EXERCISE INSTRUCTIONS: Scan the entries below and return each line that contains "hand".

RECORDS FOR THE EXERCISE:
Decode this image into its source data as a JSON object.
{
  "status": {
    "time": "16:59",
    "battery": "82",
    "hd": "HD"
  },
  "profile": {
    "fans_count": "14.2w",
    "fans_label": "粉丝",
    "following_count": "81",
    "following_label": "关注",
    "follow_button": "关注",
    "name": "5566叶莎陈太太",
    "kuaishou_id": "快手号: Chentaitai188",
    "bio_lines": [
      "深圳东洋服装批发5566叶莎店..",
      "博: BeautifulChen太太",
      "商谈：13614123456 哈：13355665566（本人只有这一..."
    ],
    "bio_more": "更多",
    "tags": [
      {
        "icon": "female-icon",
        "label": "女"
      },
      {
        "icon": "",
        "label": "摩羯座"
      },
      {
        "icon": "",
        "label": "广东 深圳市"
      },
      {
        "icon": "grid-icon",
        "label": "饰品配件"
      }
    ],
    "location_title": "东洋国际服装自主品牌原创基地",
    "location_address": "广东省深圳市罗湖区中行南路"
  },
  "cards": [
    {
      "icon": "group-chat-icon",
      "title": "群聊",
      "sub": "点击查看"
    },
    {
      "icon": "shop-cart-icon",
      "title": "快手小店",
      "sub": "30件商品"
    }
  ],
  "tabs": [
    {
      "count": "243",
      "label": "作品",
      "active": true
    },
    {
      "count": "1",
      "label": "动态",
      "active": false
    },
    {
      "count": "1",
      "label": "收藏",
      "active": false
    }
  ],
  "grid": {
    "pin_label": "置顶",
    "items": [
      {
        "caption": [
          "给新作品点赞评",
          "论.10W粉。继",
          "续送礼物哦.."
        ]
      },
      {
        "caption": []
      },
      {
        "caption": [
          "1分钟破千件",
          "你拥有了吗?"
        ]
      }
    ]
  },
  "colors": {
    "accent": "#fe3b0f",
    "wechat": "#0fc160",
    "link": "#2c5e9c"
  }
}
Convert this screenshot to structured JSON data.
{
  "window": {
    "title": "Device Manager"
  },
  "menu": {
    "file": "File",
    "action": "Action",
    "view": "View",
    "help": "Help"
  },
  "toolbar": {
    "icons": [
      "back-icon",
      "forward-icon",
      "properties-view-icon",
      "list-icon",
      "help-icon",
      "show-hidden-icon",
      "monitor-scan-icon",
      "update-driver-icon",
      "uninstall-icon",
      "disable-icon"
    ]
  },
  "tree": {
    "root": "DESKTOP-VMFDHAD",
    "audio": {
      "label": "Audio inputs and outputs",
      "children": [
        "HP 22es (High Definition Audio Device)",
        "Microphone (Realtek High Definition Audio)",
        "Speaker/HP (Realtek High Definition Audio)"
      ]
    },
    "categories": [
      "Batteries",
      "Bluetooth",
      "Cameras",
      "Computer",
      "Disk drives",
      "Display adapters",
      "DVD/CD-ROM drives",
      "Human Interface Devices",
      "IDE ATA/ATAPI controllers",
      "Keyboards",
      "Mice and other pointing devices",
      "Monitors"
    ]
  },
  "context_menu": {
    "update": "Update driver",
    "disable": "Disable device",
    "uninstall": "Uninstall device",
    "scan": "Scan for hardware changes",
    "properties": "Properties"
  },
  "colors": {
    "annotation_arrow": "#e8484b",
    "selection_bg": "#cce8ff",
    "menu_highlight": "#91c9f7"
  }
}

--

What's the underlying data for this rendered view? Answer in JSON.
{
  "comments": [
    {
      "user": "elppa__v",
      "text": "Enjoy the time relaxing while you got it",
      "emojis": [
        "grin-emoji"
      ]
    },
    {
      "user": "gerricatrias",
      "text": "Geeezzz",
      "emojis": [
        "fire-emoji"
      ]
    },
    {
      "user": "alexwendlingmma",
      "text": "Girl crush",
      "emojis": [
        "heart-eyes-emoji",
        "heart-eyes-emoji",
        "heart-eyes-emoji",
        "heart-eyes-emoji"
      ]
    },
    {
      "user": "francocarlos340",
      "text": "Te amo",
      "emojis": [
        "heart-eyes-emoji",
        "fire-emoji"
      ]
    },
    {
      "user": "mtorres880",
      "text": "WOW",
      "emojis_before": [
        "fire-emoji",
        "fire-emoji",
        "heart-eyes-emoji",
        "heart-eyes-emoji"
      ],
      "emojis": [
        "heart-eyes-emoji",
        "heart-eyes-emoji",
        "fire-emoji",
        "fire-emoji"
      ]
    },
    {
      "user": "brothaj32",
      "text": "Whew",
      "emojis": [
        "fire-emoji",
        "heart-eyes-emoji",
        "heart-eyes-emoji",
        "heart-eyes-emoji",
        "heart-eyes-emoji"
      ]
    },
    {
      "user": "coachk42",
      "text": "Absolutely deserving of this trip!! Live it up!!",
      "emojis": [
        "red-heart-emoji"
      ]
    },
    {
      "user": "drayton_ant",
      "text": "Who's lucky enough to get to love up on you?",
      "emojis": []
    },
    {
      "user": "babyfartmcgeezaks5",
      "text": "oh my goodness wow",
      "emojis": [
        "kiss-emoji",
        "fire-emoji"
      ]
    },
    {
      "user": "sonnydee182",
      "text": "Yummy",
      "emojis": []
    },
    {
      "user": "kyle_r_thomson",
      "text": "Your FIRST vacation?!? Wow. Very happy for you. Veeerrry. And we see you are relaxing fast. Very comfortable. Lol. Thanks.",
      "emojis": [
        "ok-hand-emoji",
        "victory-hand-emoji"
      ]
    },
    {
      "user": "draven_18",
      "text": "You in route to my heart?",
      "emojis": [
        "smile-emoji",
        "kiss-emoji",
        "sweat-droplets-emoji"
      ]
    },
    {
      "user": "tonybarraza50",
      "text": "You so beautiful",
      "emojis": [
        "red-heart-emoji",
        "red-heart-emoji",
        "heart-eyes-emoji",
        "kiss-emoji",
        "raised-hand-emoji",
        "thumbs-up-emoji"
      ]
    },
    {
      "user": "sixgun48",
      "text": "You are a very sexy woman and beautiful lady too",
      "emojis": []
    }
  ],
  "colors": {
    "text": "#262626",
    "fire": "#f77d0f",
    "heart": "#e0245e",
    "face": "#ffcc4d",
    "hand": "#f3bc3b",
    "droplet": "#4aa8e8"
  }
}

ANSWER SECTION:
        "ok-hand-emoji",
        "victory-hand-emoji"
        "raised-hand-emoji",
    "hand": "#f3bc3b",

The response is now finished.